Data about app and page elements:
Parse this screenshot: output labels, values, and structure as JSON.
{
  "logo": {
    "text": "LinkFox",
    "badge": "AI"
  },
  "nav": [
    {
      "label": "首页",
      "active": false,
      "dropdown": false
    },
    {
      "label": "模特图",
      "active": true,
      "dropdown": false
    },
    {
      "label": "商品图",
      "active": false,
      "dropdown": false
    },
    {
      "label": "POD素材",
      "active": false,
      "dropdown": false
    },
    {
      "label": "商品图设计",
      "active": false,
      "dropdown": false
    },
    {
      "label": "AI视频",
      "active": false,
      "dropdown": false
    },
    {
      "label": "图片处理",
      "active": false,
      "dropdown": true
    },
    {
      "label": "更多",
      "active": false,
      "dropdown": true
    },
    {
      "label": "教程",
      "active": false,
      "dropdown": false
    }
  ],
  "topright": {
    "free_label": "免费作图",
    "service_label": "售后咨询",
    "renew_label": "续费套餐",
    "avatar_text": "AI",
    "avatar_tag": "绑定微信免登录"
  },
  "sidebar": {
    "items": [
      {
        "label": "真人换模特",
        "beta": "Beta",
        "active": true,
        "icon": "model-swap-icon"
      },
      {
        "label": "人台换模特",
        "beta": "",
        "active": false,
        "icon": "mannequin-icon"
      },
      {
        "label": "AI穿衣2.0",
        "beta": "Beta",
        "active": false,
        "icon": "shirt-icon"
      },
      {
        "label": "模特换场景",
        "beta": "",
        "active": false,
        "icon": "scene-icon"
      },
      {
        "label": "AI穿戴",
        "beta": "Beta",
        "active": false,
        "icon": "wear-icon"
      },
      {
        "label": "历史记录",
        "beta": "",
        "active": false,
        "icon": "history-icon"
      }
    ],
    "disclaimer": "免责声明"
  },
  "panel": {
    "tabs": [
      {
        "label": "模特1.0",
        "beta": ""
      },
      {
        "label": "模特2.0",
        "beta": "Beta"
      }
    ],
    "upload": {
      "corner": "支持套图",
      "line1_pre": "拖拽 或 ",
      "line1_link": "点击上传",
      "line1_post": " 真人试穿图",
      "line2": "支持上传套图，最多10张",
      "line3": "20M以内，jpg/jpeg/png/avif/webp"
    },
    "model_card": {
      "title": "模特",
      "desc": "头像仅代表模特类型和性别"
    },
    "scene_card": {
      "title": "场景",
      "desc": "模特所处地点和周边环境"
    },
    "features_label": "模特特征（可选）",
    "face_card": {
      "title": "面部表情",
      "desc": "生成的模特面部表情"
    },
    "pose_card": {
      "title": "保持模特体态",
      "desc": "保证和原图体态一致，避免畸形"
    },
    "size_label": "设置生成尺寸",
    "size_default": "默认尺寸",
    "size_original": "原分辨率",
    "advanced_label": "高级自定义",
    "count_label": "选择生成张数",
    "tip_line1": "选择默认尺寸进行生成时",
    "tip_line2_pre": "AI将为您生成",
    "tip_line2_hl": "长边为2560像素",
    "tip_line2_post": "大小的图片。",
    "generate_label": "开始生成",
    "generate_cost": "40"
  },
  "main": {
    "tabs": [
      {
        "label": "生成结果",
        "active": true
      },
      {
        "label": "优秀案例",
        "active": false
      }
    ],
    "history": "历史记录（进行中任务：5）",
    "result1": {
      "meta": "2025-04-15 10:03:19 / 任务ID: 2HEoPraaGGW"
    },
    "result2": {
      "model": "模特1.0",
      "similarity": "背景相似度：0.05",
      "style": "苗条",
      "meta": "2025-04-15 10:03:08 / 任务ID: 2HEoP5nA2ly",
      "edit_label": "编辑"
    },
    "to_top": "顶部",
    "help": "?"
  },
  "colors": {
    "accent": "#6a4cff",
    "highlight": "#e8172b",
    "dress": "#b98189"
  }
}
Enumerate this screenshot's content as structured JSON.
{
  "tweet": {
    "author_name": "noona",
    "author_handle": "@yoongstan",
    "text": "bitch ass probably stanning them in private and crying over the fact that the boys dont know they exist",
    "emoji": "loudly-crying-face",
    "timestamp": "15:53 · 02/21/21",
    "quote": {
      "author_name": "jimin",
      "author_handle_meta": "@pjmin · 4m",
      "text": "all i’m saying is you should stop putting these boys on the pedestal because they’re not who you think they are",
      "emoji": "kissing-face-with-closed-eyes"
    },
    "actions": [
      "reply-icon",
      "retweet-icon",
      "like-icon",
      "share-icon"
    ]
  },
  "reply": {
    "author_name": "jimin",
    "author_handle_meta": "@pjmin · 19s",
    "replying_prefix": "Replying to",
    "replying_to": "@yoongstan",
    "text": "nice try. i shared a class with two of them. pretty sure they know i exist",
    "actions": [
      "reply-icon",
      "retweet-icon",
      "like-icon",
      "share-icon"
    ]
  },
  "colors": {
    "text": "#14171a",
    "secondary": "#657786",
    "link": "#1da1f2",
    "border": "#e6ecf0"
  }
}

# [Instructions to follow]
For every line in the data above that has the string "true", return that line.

# [Task response]
      "active": true,
      "dropdown": true
      "dropdown": true
        "active": true,
        "active": true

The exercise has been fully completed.